Corn-Based Ethanol Raises Ingredient Prices

Sept. 1, 2006
It’s amazing to see how $3-a-gallon gasoline finally has set off a frenzy to find alternatives to oil, not just here in the U.S. but around the world. Will we someday be competing with our own SUVs for food?

By Dave Fusaro, Editor in Chief

At first blush, the R&D effort looked like unassailable logic in a world bent on burning up every ounce of oil it could find underground. And maybe fighting wars over access to it. Then it hit me: Look at what they’re using in oil’s place!

In the U.S., the focus has been on ethanol, the fuel alcohol derived from corn. In England and much of Europe, the talk has been of biofuels – essentially using vegetable oils in diesel fuel. Both are pretty much benign as pollutants and are touted as renewable, home-grown (literally) resources.

Then, as we put together our Top 100© list for our August issue, a number of analysts we talked to warned that food companies were beginning to feel the effects of higher corn prices. Some of the shortage was due to lingering drought in some areas of the country, but at least part of the blame was laid on ethanol refineries buying up grain to make the alternative fuel (which, by the way, gives me 20 percent worse gas mileage than gasoline).

Then, in the past month, I saw a report from The Times of London that food prices could soar if the British government pushes ahead with a plan to promote the use of biofuels. Unilever, that country’s (and the world’s) largest producer of food-use vegetable oils, warned that of rising prices for food oils and products that contain them. Not only that, but the backlash could result in a return to less-healthy animals fats as food-oil replacements.

“The scale is dramatic,” warned Alan Jope, a Unilever vice president quoted in The Times. “To meet current EU quotas would require between 50 and 80 percent of rapeseed production. Ultimately, there could be supply shortages.”

The Times reported that the price of rapeseed, an ingredient in many margarines, has risen 20-30 percent over the past year. Palm oil, another essential food oil, rose 20 percent in just two months based on news that Malaysia and Indonesia plan to set aside 40 percent of their palm oil crops to produce biodiesel.

Then I starting hearing stories, perhaps some of them apocryphal.

I heard that during fuel price spikes in England, people nearly have bought out grocery store stocks of vegetable oils. Apparently, under certain conditions, they can pour them directly into their diesel engines.

In France, they apparently have such a surplus of wine they’re changing some of that into ethanol.
How will this affect the poorest countries of the world? If it comes to a choice between sending surplus grain to Africa or feeding ethanol refineries, which will win?

Will we someday be competing with our own SUVs for food?
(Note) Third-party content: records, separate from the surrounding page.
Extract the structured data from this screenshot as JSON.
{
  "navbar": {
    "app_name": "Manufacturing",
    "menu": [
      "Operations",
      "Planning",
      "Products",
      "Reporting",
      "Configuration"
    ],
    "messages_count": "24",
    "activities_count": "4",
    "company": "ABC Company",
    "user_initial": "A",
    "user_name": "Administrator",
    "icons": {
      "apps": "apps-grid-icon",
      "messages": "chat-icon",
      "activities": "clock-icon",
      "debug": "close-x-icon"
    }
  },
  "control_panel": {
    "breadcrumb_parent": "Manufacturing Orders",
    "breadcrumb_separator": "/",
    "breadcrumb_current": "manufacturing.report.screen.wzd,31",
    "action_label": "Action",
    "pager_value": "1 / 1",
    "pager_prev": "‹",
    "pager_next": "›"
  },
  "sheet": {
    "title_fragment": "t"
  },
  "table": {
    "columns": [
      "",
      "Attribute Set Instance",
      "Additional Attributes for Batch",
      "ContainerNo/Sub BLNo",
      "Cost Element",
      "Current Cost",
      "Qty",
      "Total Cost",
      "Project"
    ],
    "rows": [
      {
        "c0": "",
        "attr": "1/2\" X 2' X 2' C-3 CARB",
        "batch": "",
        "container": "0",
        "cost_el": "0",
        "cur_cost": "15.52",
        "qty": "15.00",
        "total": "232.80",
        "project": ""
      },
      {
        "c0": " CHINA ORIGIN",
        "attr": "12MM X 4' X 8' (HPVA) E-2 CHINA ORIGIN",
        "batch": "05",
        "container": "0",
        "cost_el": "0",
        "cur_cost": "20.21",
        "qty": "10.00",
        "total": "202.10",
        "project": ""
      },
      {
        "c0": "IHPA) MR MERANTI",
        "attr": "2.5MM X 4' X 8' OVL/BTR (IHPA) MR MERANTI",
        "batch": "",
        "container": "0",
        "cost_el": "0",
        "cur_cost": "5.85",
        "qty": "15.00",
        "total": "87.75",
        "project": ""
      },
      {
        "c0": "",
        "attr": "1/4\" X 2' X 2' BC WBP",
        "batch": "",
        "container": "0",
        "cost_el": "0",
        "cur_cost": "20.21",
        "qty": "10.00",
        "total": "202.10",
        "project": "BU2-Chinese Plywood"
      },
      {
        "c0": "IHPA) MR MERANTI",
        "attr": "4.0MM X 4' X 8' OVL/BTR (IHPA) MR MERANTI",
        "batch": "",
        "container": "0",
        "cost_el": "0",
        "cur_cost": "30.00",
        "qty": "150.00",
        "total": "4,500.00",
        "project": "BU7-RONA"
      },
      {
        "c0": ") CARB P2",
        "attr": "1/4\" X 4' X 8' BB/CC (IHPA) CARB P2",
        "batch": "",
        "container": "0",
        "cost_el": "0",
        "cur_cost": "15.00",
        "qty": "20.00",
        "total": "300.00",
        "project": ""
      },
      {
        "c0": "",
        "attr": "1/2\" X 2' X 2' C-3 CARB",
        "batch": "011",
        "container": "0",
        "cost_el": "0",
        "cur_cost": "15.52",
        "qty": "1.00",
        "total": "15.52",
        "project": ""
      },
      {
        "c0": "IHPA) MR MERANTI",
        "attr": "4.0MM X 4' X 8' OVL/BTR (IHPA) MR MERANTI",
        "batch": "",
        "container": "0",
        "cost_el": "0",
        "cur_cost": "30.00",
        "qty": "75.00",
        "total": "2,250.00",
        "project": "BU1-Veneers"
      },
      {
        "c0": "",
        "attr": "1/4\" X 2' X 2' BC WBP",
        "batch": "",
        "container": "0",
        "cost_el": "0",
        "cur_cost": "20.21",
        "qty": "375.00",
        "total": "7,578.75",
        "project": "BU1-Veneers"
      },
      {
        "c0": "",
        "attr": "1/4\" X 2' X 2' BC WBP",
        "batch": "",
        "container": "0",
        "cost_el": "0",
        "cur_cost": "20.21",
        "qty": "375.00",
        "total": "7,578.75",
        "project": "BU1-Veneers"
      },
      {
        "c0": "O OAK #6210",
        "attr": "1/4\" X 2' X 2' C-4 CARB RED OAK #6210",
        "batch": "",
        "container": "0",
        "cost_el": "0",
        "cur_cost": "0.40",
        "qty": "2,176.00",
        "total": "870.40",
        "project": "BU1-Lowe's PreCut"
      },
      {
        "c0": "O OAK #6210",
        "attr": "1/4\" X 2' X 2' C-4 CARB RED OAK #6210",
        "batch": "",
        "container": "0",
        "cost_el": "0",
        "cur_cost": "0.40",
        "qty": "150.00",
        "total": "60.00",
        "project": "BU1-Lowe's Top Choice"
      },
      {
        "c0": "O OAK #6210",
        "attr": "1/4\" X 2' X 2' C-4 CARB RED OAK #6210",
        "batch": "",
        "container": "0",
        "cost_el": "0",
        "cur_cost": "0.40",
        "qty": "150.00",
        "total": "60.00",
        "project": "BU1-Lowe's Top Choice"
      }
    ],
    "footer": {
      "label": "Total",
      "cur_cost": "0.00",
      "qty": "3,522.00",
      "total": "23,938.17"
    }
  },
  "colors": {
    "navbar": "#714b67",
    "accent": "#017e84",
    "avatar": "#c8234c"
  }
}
Finding alternative energy sources is an absolute necessity in a world that is running out of oil. And renewable resources seems like an ideal way to go. But using food as the feedstock could lead to either clogged arteries or starvation. Maybe the researchers ought to look at the long-term ramifications.